A Syrian military official said last week that 700 to 800 additional Russian troops had been deployed in Syria to advise President Assad’s militia. Most have been deployed in northeast Latakia Province, where rebels are trying to advance after taking over the northern al-Ghab Plain in neighboring Hama Province. Others are in Tartous Province on the Mediterranean and Homs Province to the east.

See Syria Daily, Sept 11: Obama Looks for Response to Russian Intervention

Claims: Stolen Aid Found in Regime Warehouses West of Damascus

A local journalist claims that rebels in Buqayn, west of Damascus, have found a cache of medicine and humanitarian aid in regime warehouses.

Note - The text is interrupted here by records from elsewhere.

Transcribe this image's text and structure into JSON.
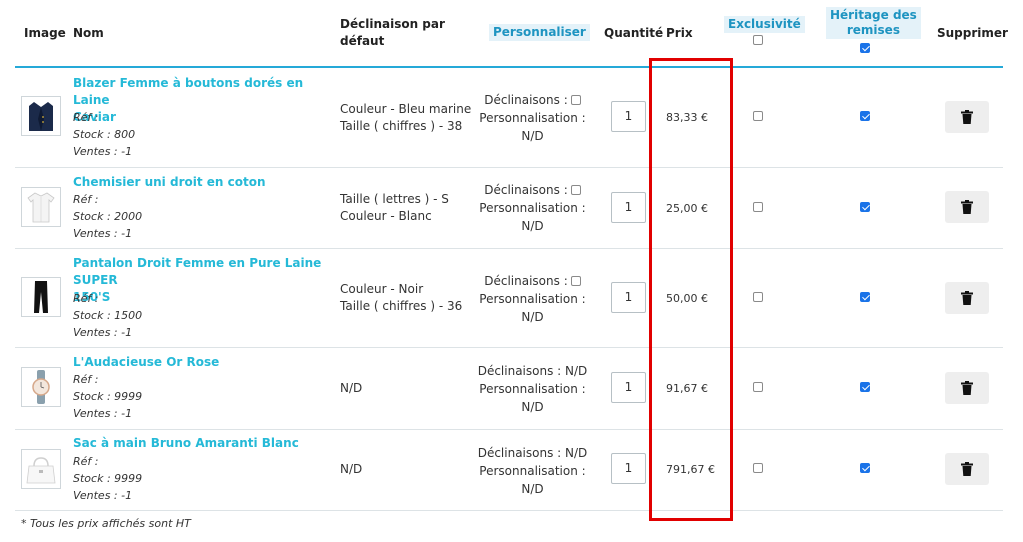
{
  "header": {
    "image": "Image",
    "nom": "Nom",
    "declinaison_line1": "Déclinaison par",
    "declinaison_line2": "défaut",
    "personnaliser": "Personnaliser",
    "quantite": "Quantité",
    "prix": "Prix",
    "exclusivite": "Exclusivité",
    "exclusivite_checked": false,
    "heritage_line1": "Héritage des",
    "heritage_line2": "remises",
    "heritage_checked": true,
    "supprimer": "Supprimer"
  },
  "rows": [
    {
      "name_line1": "Blazer Femme à boutons dorés en Laine",
      "name_line2": "Caviar",
      "ref": "Réf :",
      "stock": "Stock : 800",
      "ventes": "Ventes : -1",
      "decl_line1": "Couleur - Bleu marine",
      "decl_line2": "Taille ( chiffres ) - 38",
      "perso_decl": "Déclinaisons :",
      "perso_decl_value": "",
      "perso_label": "Personnalisation :",
      "perso_value": "N/D",
      "quantity": "1",
      "price": "83,33 €",
      "exclusivite": false,
      "heritage": true,
      "image_icon": "blazer-image"
    },
    {
      "name_line1": "Chemisier uni droit en coton",
      "name_line2": "",
      "ref": "Réf :",
      "stock": "Stock : 2000",
      "ventes": "Ventes : -1",
      "decl_line1": "Taille ( lettres ) - S",
      "decl_line2": "Couleur - Blanc",
      "perso_decl": "Déclinaisons :",
      "perso_decl_value": "",
      "perso_label": "Personnalisation :",
      "perso_value": "N/D",
      "quantity": "1",
      "price": "25,00 €",
      "exclusivite": false,
      "heritage": true,
      "image_icon": "shirt-image"
    },
    {
      "name_line1": "Pantalon Droit Femme en Pure Laine SUPER",
      "name_line2": "150'S",
      "ref": "Réf :",
      "stock": "Stock : 1500",
      "ventes": "Ventes : -1",
      "decl_line1": "Couleur - Noir",
      "decl_line2": "Taille ( chiffres ) - 36",
      "perso_decl": "Déclinaisons :",
      "perso_decl_value": "",
      "perso_label": "Personnalisation :",
      "perso_value": "N/D",
      "quantity": "1",
      "price": "50,00 €",
      "exclusivite": false,
      "heritage": true,
      "image_icon": "pants-image"
    },
    {
      "name_line1": "L'Audacieuse Or Rose",
      "name_line2": "",
      "ref": "Réf :",
      "stock": "Stock : 9999",
      "ventes": "Ventes : -1",
      "decl_line1": "N/D",
      "decl_line2": "",
      "perso_decl": "Déclinaisons :",
      "perso_decl_value": "N/D",
      "perso_label": "Personnalisation :",
      "perso_value": "N/D",
      "quantity": "1",
      "price": "91,67 €",
      "exclusivite": false,
      "heritage": true,
      "image_icon": "watch-image"
    },
    {
      "name_line1": "Sac à main Bruno Amaranti Blanc",
      "name_line2": "",
      "ref": "Réf :",
      "stock": "Stock : 9999",
      "ventes": "Ventes : -1",
      "decl_line1": "N/D",
      "decl_line2": "",
      "perso_decl": "Déclinaisons :",
      "perso_decl_value": "N/D",
      "perso_label": "Personnalisation :",
      "perso_value": "N/D",
      "quantity": "1",
      "price": "791,67 €",
      "exclusivite": false,
      "heritage": true,
      "image_icon": "handbag-image"
    }
  ],
  "footnote": "* Tous les prix affichés sont HT",
  "colors": {
    "link": "#25b9d7",
    "accent_line": "#25a9d8",
    "highlight_box": "#e10000",
    "checkbox_checked": "#1a73e8"
  }
}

The aid was discovered after regime forces left the town without explanation.

“The store included antibiotics, baby milk and diapers, with some boxes even bearing a ‘not-for resale’ UNHCR logo,” Abd al-Wihab Ahmad told Syria Direct. “Regime forces were working with outside vendors to purchase food and other necessities, which they then sell to the encircled populace [at inflated prices].”

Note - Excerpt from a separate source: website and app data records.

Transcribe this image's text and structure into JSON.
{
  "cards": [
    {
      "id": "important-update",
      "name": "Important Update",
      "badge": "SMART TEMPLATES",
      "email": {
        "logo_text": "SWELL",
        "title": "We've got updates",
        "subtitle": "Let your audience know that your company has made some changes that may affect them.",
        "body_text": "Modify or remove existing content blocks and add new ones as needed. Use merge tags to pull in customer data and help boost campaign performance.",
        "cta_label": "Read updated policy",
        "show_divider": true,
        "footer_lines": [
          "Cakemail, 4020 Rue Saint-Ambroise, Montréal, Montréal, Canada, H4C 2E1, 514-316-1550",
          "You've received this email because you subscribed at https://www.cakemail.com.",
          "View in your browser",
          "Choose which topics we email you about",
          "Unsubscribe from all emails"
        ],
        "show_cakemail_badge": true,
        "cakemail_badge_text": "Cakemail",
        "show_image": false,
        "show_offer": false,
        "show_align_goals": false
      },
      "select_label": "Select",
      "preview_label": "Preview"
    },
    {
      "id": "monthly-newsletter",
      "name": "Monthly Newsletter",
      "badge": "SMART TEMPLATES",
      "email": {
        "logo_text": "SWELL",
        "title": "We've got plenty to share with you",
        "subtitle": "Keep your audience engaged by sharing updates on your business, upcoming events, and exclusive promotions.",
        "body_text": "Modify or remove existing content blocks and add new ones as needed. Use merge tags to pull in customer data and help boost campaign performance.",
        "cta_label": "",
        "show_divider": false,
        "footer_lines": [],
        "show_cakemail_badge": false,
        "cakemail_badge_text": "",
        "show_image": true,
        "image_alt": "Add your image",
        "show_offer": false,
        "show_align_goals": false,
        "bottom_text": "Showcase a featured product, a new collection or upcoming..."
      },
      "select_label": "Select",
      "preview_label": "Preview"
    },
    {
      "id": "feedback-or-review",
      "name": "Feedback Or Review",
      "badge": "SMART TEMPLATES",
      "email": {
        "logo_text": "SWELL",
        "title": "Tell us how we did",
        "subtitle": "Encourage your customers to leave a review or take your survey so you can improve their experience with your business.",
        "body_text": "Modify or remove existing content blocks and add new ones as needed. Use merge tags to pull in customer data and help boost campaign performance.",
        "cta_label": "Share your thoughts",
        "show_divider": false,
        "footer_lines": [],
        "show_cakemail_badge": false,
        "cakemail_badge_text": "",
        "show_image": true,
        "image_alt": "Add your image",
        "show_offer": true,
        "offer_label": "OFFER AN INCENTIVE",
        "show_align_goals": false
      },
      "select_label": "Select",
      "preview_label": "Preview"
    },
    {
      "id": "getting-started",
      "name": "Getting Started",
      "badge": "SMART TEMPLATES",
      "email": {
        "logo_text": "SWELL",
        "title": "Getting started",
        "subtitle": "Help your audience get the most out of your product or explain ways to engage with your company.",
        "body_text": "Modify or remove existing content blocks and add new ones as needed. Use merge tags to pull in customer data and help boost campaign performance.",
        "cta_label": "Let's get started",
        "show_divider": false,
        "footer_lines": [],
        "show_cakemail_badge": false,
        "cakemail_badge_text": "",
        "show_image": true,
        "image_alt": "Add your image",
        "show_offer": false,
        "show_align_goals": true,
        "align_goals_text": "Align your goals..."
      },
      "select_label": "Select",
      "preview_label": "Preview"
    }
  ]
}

“The soldiers at this checkpoint cut a deal with traders to get foodstuffs and medicine in,” Abu Ammar, the head of Buqayn’s only charitable organization said. “The soldiers would demand from the traders twice the price of the goods to be entered, which were then sold to traders inside the city at four times the price.”

Activists published photographs of captured goods, including boxes bearing the logos of the UN aid agency UNHCR, to Facebook on Tuesday.

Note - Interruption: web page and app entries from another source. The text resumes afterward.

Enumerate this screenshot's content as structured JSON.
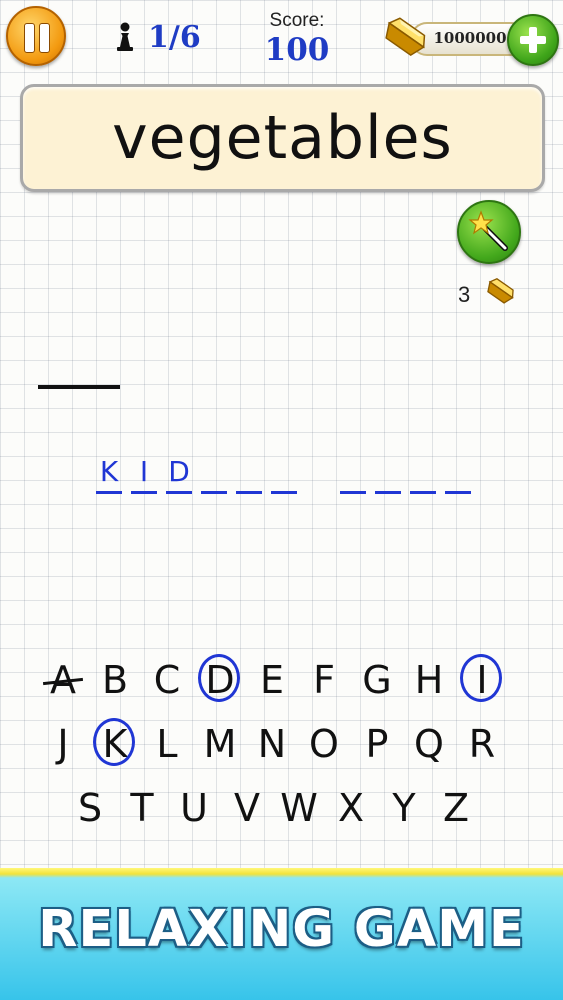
{
  "header": {
    "level": "1/6",
    "score_label": "Score:",
    "score_value": "100",
    "coins": "1000000"
  },
  "category": "vegetables",
  "hint": {
    "cost": "3"
  },
  "word": {
    "slots": [
      "K",
      "I",
      "D",
      "",
      "",
      "",
      "",
      "",
      "",
      ""
    ]
  },
  "keyboard": {
    "row1": [
      "A",
      "B",
      "C",
      "D",
      "E",
      "F",
      "G",
      "H",
      "I"
    ],
    "row2": [
      "J",
      "K",
      "L",
      "M",
      "N",
      "O",
      "P",
      "Q",
      "R"
    ],
    "row3": [
      "S",
      "T",
      "U",
      "V",
      "W",
      "X",
      "Y",
      "Z"
    ],
    "circled": [
      "D",
      "I",
      "K"
    ],
    "struck": [
      "A"
    ]
  },
  "banner": {
    "text": "RELAXING GAME"
  },
  "icons": [
    "pause-icon",
    "pawn-icon",
    "gold-bar-icon",
    "plus-icon",
    "magic-wand-icon"
  ],
  "colors": {
    "ink_blue": "#2036d4",
    "card_bg": "#fdf2d4",
    "banner_top": "#f2e23a",
    "banner_bottom": "#37c4ea"
  }
}
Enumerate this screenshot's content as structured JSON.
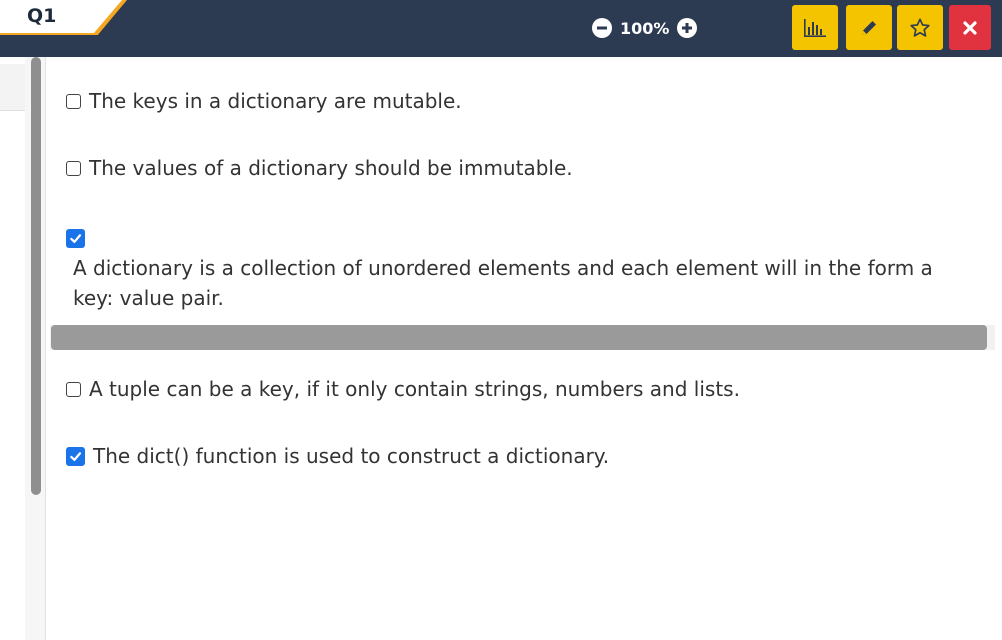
{
  "header": {
    "question_label": "Q1",
    "zoom_level": "100%"
  },
  "toolbar": {
    "buttons": [
      {
        "name": "stats",
        "icon": "bar-chart-icon",
        "color": "#f5c400"
      },
      {
        "name": "edit",
        "icon": "pencil-icon",
        "color": "#f5c400"
      },
      {
        "name": "favorite",
        "icon": "star-icon",
        "color": "#f5c400"
      },
      {
        "name": "close",
        "icon": "close-icon",
        "color": "#e0323f"
      }
    ]
  },
  "options": [
    {
      "text": "The keys in a dictionary are mutable.",
      "checked": false
    },
    {
      "text": "The values of a dictionary should be immutable.",
      "checked": false
    },
    {
      "text": "A dictionary is a collection of unordered elements and each element will in the form a key: value pair.",
      "checked": true
    },
    {
      "text": "A tuple can be a key, if it only contain strings, numbers and lists.",
      "checked": false
    },
    {
      "text": "The dict() function is used to construct a dictionary.",
      "checked": true
    }
  ],
  "colors": {
    "header_bg": "#2c3b52",
    "accent": "#f5a623",
    "toolbar_yellow": "#f5c400",
    "close_red": "#e0323f",
    "checkbox_blue": "#1a73e8"
  }
}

State Media: 7 Killed in Another Car Bomb in Hasakah

State news agency says seven people were killed and 21 injured on Tuesday in the latest car bombing in Hasakah in northeastern Syria.

A police source said a suicide bomber detonated explosives in a truck in front of the Water Resources building in northwestern Hasakah.

On Monday, 26 people were killed and dozens wounded in a double car bombing in the city, which is controlled by regime and Kurdish forces.

The Islamic State’s assault on Hasakah this spring was repelled after weeks of attacks.

SANA also says six persons were killed and 42 wounded by rocket fire in Aleppo city on Tuesday.

Ex-Finnish President: West Ignored Russian Proposal in 2012 for Assad to Step Aside “At Some Point”

Martti Ahtisaari, the former President of Finland, has said that Western powers ignored a Russian proposal in February 2012 for President Assad to step aside “at some point” in a resolution of the Syrian conflict.

Ahtissari said the Russia Ambassador to the UN, Vitaly Churkin, set out a three-point plan in talks among envoys from the five permanent members of the UN Security Council in February 2012. Under the proposal, Assad was to cede power at some point after peace talks had started between the regime and the opposition.

The former President, who is also a Nobel Prize laureate, said the US, Britain, and France dismissed the plan because they were convinced that Assad was about to fall.

Ahtissari met the five envoys at UN headquarters in New York after an intervention by statesmen including Nelson Mandela, former US President Jimmy Carter, and former UN Secretary General Kofi Annan. He recalled:

I explained what I was doing there and [Churkin] said: “Martti, sit down and I’ll tell you what we should do.”

He said three things: One — we should not give arms to the opposition. Two — we should get a dialogue going between the opposition and Assad straight away. Three — we should find an elegant way for Assad to step aside.

Ahtissari said he had little doubt that Churkin, who had just returned from a trip to Moscow, was raising the proposal on behalf of the Kremlin.

Responding to the claims, Western diplomats said that Assad’s forces had already carried out multiple massacres by February 2012, and that the main opposition groups refused to accept any proposal that left him in power.

By February 2012, the Assad regime had turned to massive bombing of urban areas, such as the city of Homs, in an effort to push back the opposition and rebels.

Rebels Down Military Helicopter in Aleppo Province

Rebels have shot down a military helicopter in southeastern Aleppo Province, near Aleppo city.

A Syrian “military source” said the helicopter was taking off when it was struck. He claimed the aircraft was carrying medical supplies, food, clothing, and other provisions for troops facing the Islamic State’s siege on the Kuweiris Military Airport.

The pilot and crew were killed.